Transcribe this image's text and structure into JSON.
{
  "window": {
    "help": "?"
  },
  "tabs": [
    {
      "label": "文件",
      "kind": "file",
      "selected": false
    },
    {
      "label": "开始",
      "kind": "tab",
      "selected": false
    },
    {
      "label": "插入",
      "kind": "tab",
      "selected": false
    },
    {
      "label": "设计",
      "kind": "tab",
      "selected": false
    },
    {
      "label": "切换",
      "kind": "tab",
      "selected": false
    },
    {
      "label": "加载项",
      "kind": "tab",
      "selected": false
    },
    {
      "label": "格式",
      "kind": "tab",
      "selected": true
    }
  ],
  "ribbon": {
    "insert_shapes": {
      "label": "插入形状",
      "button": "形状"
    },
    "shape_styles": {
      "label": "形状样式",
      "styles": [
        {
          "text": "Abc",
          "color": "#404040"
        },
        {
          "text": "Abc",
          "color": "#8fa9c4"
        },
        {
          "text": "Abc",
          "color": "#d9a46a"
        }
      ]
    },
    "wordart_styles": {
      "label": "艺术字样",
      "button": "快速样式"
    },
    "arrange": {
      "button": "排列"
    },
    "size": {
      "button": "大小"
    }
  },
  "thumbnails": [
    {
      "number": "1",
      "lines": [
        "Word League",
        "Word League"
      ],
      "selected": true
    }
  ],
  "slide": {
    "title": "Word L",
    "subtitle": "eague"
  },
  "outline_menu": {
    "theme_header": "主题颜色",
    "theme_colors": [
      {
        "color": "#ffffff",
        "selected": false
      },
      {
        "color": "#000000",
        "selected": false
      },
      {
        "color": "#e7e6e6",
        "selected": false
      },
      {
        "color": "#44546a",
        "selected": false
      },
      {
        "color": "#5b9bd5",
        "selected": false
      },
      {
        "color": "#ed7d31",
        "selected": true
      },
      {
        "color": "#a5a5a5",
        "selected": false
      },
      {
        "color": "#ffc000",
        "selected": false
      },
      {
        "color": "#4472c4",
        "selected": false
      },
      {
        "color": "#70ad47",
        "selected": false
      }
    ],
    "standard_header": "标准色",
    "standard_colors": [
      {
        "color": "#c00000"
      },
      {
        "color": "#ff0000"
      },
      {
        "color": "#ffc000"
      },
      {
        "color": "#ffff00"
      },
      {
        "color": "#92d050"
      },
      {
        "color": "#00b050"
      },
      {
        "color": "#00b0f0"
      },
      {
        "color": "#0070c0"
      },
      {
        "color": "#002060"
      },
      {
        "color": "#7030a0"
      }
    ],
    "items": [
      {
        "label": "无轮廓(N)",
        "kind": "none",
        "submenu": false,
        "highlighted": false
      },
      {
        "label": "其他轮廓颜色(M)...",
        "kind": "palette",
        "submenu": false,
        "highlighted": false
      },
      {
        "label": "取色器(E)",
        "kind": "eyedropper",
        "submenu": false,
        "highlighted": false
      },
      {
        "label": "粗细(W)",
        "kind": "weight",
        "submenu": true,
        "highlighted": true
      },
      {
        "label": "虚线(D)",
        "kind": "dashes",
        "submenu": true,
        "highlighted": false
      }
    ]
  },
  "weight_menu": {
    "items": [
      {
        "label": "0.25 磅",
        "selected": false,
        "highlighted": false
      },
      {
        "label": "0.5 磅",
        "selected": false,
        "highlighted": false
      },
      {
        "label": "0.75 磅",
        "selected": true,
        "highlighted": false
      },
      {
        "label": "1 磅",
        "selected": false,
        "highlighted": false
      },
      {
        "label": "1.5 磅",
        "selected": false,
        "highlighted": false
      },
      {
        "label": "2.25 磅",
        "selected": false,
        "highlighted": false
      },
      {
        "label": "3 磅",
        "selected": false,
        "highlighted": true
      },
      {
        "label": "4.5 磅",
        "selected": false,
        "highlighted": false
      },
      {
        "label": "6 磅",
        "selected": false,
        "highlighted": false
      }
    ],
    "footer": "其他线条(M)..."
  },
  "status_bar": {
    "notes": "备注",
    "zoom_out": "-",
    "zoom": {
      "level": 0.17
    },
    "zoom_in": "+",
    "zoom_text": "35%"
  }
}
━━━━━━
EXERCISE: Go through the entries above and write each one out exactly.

SOLUTION:
Transcribe this image's text and structure into JSON.
{
  "window": {
    "help": "?"
  },
  "tabs": [
    {
      "label": "文件",
      "kind": "file",
      "selected": false
    },
    {
      "label": "开始",
      "kind": "tab",
      "selected": false
    },
    {
      "label": "插入",
      "kind": "tab",
      "selected": false
    },
    {
      "label": "设计",
      "kind": "tab",
      "selected": false
    },
    {
      "label": "切换",
      "kind": "tab",
      "selected": false
    },
    {
      "label": "加载项",
      "kind": "tab",
      "selected": false
    },
    {
      "label": "格式",
      "kind": "tab",
      "selected": true
    }
  ],
  "ribbon": {
    "insert_shapes": {
      "label": "插入形状",
      "button": "形状"
    },
    "shape_styles": {
      "label": "形状样式",
      "styles": [
        {
          "text": "Abc",
          "color": "#404040"
        },
        {
          "text": "Abc",
          "color": "#8fa9c4"
        },
        {
          "text": "Abc",
          "color": "#d9a46a"
        }
      ]
    },
    "wordart_styles": {
      "label": "艺术字样",
      "button": "快速样式"
    },
    "arrange": {
      "button": "排列"
    },
    "size": {
      "button": "大小"
    }
  },
  "thumbnails": [
    {
      "number": "1",
      "lines": [
        "Word League",
        "Word League"
      ],
      "selected": true
    }
  ],
  "slide": {
    "title": "Word L",
    "subtitle": "eague"
  },
  "outline_menu": {
    "theme_header": "主题颜色",
    "theme_colors": [
      {
        "color": "#ffffff",
        "selected": false
      },
      {
        "color": "#000000",
        "selected": false
      },
      {
        "color": "#e7e6e6",
        "selected": false
      },
      {
        "color": "#44546a",
        "selected": false
      },
      {
        "color": "#5b9bd5",
        "selected": false
      },
      {
        "color": "#ed7d31",
        "selected": true
      },
      {
        "color": "#a5a5a5",
        "selected": false
      },
      {
        "color": "#ffc000",
        "selected": false
      },
      {
        "color": "#4472c4",
        "selected": false
      },
      {
        "color": "#70ad47",
        "selected": false
      }
    ],
    "standard_header": "标准色",
    "standard_colors": [
      {
        "color": "#c00000"
      },
      {
        "color": "#ff0000"
      },
      {
        "color": "#ffc000"
      },
      {
        "color": "#ffff00"
      },
      {
        "color": "#92d050"
      },
      {
        "color": "#00b050"
      },
      {
        "color": "#00b0f0"
      },
      {
        "color": "#0070c0"
      },
      {
        "color": "#002060"
      },
      {
        "color": "#7030a0"
      }
    ],
    "items": [
      {
        "label": "无轮廓(N)",
        "kind": "none",
        "submenu": false,
        "highlighted": false
      },
      {
        "label": "其他轮廓颜色(M)...",
        "kind": "palette",
        "submenu": false,
        "highlighted": false
      },
      {
        "label": "取色器(E)",
        "kind": "eyedropper",
        "submenu": false,
        "highlighted": false
      },
      {
        "label": "粗细(W)",
        "kind": "weight",
        "submenu": true,
        "highlighted": true
      },
      {
        "label": "虚线(D)",
        "kind": "dashes",
        "submenu": true,
        "highlighted": false
      }
    ]
  },
  "weight_menu": {
    "items": [
      {
        "label": "0.25 磅",
        "selected": false,
        "highlighted": false
      },
      {
        "label": "0.5 磅",
        "selected": false,
        "highlighted": false
      },
      {
        "label": "0.75 磅",
        "selected": true,
        "highlighted": false
      },
      {
        "label": "1 磅",
        "selected": false,
        "highlighted": false
      },
      {
        "label": "1.5 磅",
        "selected": false,
        "highlighted": false
      },
      {
        "label": "2.25 磅",
        "selected": false,
        "highlighted": false
      },
      {
        "label": "3 磅",
        "selected": false,
        "highlighted": true
      },
      {
        "label": "4.5 磅",
        "selected": false,
        "highlighted": false
      },
      {
        "label": "6 磅",
        "selected": false,
        "highlighted": false
      }
    ],
    "footer": "其他线条(M)..."
  },
  "status_bar": {
    "notes": "备注",
    "zoom_out": "-",
    "zoom": {
      "level": 0.17
    },
    "zoom_in": "+",
    "zoom_text": "35%"
  }
}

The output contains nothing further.